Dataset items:
>>>

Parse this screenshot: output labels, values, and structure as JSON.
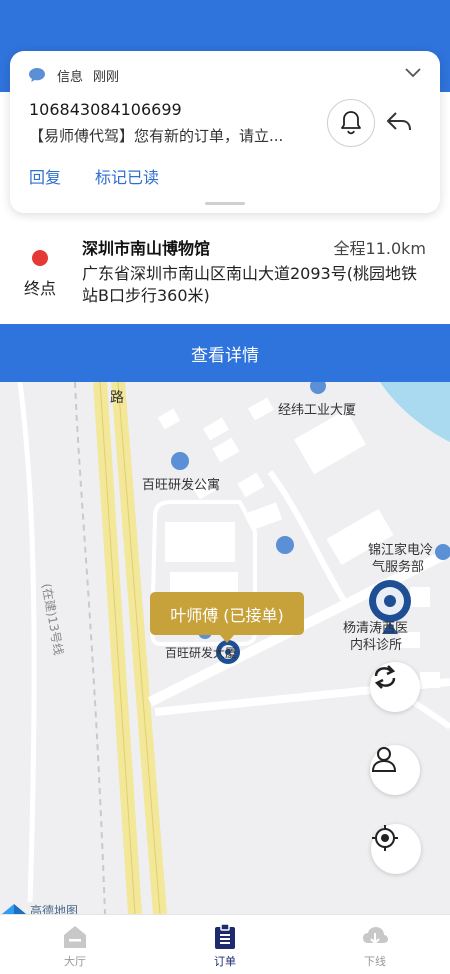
{
  "notification": {
    "app": "信息",
    "time": "刚刚",
    "sender": "106843084106699",
    "message": "【易师傅代驾】您有新的订单，请立...",
    "actions": {
      "reply": "回复",
      "mark_read": "标记已读"
    }
  },
  "destination": {
    "name": "深圳市南山博物馆",
    "distance": "全程11.0km",
    "label": "终点",
    "address": "广东省深圳市南山区南山大道2093号(桃园地铁站B口步行360米)"
  },
  "detail_button": "查看详情",
  "map": {
    "labels": {
      "road": "路",
      "bldg1": "经纬工业大厦",
      "bldg2": "百旺研发公寓",
      "bldg3": "锦江家电冷",
      "bldg3b": "气服务部",
      "clinic": "杨清涛西医",
      "clinic2": "内科诊所",
      "bldg4": "百旺研发大厦",
      "metro": "(在建)13号线"
    },
    "driver_tag": "叶师傅 (已接单)",
    "attribution": "高德地图"
  },
  "tabs": [
    {
      "label": "大厅",
      "icon": "hall-icon",
      "active": false
    },
    {
      "label": "订单",
      "icon": "order-icon",
      "active": true
    },
    {
      "label": "下线",
      "icon": "offline-icon",
      "active": false
    }
  ],
  "colors": {
    "primary": "#2f73dc",
    "tag": "#c7a13a",
    "dot": "#e53935",
    "active_tab": "#1e2a6e"
  }
}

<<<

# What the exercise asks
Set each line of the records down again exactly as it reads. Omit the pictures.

# Solution for this exercise
Parse this screenshot: output labels, values, and structure as JSON.
{
  "notification": {
    "app": "信息",
    "time": "刚刚",
    "sender": "106843084106699",
    "message": "【易师傅代驾】您有新的订单，请立...",
    "actions": {
      "reply": "回复",
      "mark_read": "标记已读"
    }
  },
  "destination": {
    "name": "深圳市南山博物馆",
    "distance": "全程11.0km",
    "label": "终点",
    "address": "广东省深圳市南山区南山大道2093号(桃园地铁站B口步行360米)"
  },
  "detail_button": "查看详情",
  "map": {
    "labels": {
      "road": "路",
      "bldg1": "经纬工业大厦",
      "bldg2": "百旺研发公寓",
      "bldg3": "锦江家电冷",
      "bldg3b": "气服务部",
      "clinic": "杨清涛西医",
      "clinic2": "内科诊所",
      "bldg4": "百旺研发大厦",
      "metro": "(在建)13号线"
    },
    "driver_tag": "叶师傅 (已接单)",
    "attribution": "高德地图"
  },
  "tabs": [
    {
      "label": "大厅",
      "icon": "hall-icon",
      "active": false
    },
    {
      "label": "订单",
      "icon": "order-icon",
      "active": true
    },
    {
      "label": "下线",
      "icon": "offline-icon",
      "active": false
    }
  ],
  "colors": {
    "primary": "#2f73dc",
    "tag": "#c7a13a",
    "dot": "#e53935",
    "active_tab": "#1e2a6e"
  }
}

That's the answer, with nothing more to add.